The fighters from the Somerset household were desperately trying to get through to the Duke and his son but couldn’t do much against the organised opponents. Everything got worse when the arrows came – deadly, white-feathered missiles soaring in with a precision and firing rate unmatched in the whole world. “Incoming,” someone shouted as the men desperately tried to protect themselves. Some more men fell, others got hit by arrows but somehow fought on despite their injuries. The men who had tried to shield the King were shot one by one. The King himself was struck by an arrow and bleeding.

It wasn’t clear who was the first person to make the call, but soon, it was echoed all through the army. “Retreat,” the fighters shouted, running, struggling to reach their horses which they had tethered a short distance away from the square. More and more men followed the call. Some made it, others were cut down by Warwick’s men who followed them in hot pursuit.

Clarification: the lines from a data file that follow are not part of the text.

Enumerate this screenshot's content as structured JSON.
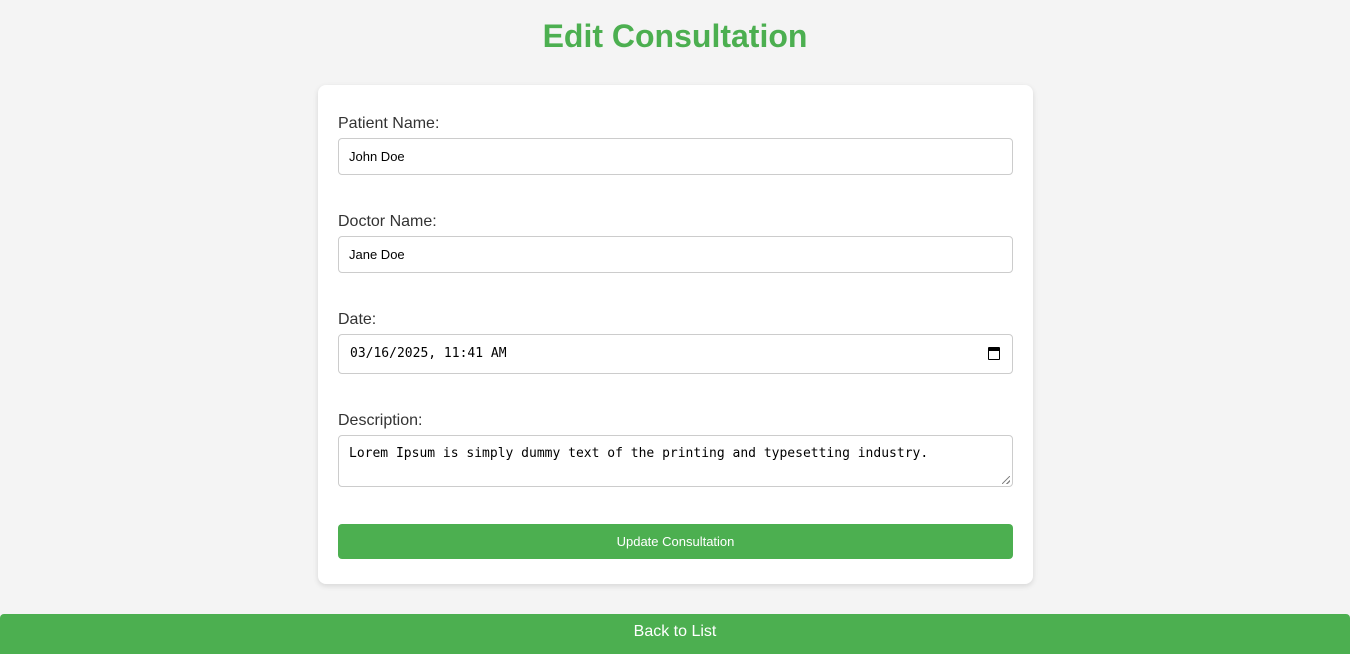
{
  "page": {
    "title": "Edit Consultation"
  },
  "form": {
    "patient_name": {
      "label": "Patient Name:",
      "value": "John Doe"
    },
    "doctor_name": {
      "label": "Doctor Name:",
      "value": "Jane Doe"
    },
    "date": {
      "label": "Date:",
      "value": "03/16/2025, 11:41 AM",
      "icon": "calendar-icon"
    },
    "description": {
      "label": "Description:",
      "value": "Lorem Ipsum is simply dummy text of the printing and typesetting industry."
    },
    "submit_label": "Update Consultation"
  },
  "nav": {
    "back_label": "Back to List"
  },
  "colors": {
    "accent": "#4caf50",
    "background": "#f4f4f4",
    "card": "#ffffff"
  }
}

After only a few minutes, it was over. Once again, the town of St Albans was quiet. This time, however, the sun of a cool spring day shone upon the bodies of the soldiers who had fallen, lying, dead or dying, on the cobblestones. The day had not seemed to bring bloodshed, but now it had brought more of it than most of those involved could have imagined. Richard Neville, Earl of Warwick, was content. Calmly, he gave orders to his men. His tactic of going into the town through a series of undefended, totally forgotten gardens and back alleys had saved the day for his army and for their leader, the Duke of York.

So many had died that day. Young Henry, however, lived. Severely wounded, blood matting his dark hair, he lay on the square, but he, unlike his father and so many others, had escaped death and would with a bit of luck recover from this fight. “He comes with me. I’ll put him under my protection,” Warwick said. No one challenged his decision. He had, after all, just won an amazing victory for his allies and his lord. After he had dealt with his young prisoner, Warwick turned towards the King who was now devoid of protection and in the hands of his captors. Negotiations would follow; negotiations that could only go well for York after such a victory. This day, Warwick was sure, would be remembered.

Posted in: history, writing